Financial planning in the sense of agility takes this circumstance into account by mapping this range with various scenarios. For example, different assumptions about market growth or the speed of the digitization process can affect investments in the production infrastructure at different times, which in turn can affect the way in which investments are financed.
Agility means being aware of the different options, opportunities and risks, knowing that reality will never be exactly one of those options. But it increases the chances of making the right decisions at the right time and knowing their approximate financial impact. I deliberately choose the term "approximate"; it is simply not possible to make a precise prediction. That is why detailed medium-term planning makes no sense. It is better to invest resources in rough planning with scenarios.
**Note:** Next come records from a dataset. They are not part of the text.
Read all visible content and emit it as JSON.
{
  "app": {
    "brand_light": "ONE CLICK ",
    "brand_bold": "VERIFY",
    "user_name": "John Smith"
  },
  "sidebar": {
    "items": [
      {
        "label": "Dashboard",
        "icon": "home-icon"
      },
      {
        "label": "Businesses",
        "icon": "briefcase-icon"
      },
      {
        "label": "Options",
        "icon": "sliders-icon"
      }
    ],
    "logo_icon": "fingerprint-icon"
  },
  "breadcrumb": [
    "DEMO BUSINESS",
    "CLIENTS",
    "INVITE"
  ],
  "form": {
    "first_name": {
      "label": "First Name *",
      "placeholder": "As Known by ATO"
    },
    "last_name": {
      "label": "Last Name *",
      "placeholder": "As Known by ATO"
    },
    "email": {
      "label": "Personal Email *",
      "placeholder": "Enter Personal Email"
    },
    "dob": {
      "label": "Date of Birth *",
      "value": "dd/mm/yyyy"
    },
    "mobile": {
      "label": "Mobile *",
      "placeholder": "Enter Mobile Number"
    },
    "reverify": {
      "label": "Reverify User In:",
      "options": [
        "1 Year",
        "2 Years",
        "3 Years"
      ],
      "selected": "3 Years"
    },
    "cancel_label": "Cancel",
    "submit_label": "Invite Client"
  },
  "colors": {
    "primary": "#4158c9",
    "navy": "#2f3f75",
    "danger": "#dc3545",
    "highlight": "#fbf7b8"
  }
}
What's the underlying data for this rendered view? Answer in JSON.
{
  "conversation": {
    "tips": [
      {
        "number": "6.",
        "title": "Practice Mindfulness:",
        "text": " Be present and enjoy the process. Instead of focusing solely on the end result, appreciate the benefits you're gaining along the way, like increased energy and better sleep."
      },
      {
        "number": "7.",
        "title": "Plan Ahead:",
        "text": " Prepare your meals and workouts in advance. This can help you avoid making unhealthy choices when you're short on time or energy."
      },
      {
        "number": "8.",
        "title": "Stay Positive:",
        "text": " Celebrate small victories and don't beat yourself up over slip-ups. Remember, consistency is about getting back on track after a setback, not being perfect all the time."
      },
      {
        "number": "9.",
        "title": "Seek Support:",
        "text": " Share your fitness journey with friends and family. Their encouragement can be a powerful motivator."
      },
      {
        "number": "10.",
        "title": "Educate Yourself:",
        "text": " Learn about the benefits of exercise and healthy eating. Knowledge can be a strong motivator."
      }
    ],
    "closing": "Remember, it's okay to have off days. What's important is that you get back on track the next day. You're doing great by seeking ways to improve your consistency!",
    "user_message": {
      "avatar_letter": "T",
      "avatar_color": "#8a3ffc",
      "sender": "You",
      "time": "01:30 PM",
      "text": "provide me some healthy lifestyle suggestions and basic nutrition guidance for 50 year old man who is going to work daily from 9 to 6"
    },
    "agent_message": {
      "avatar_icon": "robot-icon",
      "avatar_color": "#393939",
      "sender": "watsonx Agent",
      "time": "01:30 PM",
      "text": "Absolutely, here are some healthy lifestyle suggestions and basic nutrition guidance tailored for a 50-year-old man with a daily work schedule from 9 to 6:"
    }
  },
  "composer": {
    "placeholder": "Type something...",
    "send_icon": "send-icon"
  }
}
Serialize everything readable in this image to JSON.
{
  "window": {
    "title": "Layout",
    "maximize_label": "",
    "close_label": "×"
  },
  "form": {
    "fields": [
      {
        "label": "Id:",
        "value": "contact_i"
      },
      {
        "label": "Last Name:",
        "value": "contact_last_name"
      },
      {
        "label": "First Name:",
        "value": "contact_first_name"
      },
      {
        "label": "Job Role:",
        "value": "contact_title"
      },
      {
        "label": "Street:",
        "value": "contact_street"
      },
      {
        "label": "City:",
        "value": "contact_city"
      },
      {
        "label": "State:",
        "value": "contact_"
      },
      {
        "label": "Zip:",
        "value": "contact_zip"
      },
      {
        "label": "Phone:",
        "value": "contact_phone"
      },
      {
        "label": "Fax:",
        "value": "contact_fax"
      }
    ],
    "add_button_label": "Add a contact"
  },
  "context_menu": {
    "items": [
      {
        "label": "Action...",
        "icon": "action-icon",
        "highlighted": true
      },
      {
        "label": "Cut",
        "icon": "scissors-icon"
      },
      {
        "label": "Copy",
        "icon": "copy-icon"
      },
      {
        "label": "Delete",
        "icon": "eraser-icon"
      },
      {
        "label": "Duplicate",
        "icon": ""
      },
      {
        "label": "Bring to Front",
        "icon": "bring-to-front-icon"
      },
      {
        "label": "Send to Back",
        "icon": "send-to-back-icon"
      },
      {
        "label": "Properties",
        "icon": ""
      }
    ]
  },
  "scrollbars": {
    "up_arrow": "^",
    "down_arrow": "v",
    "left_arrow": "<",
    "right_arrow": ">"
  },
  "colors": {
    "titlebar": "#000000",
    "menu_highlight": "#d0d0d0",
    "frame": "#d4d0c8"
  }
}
Short-term planning: ongoing course correction
While long-term planning is about financially estimating possible alternative paths towards the vision, short-term planning is much more concrete. This is where decisions set the course. But here, too, no matter how hard you try, there is no perfect plan that you can create once and then follow blindly. If one would do this, this would certainly result in many wrong decisions.
In his book "The Art of the Good Life" author Rolf Dobelli describes the "high skill of correcting" that is needed in life. Life cannot be planned; it is not worth focusing too much on the optimal setup, the one optimal plan. Rather, it is a matter of constantly correcting based on the many unforeseeable events. He uses the analogy of the aircraft, which on its flight to its destination is permanently exposed to unpredictable influences, such as wind or thunderstorms, and must therefore constantly correct its course.
The same applies to financial planning. Regular forecasts provide a realistic and balanced view of the near future in order to determine whether the company is moving in the right financial direction. Based on this, the plans are continuously adjusted, and decisions are made at the appropriate time. How often and how far one looks into the future depends on the volatility of the environment on the one hand and on the latency period of the decisions to be made on the other. The forecast horizon must reach so far that there is enough time for today’s decisions to have effect. This is the only way to actively influence the future. Since forecasts are used for concrete decisions, for example in production planning, more details are required than in long-term planning. However, I recommend not to forecast more details than what is necessary but keep the cadence of forecasts high. This increases responsiveness and thus agility.
You may have noticed that this article doesn’t mention the budget process as an instrument for financial planning and control. You can find out why traditional budgeting is usually superfluous, even counterproductive, in the other articles in this blog.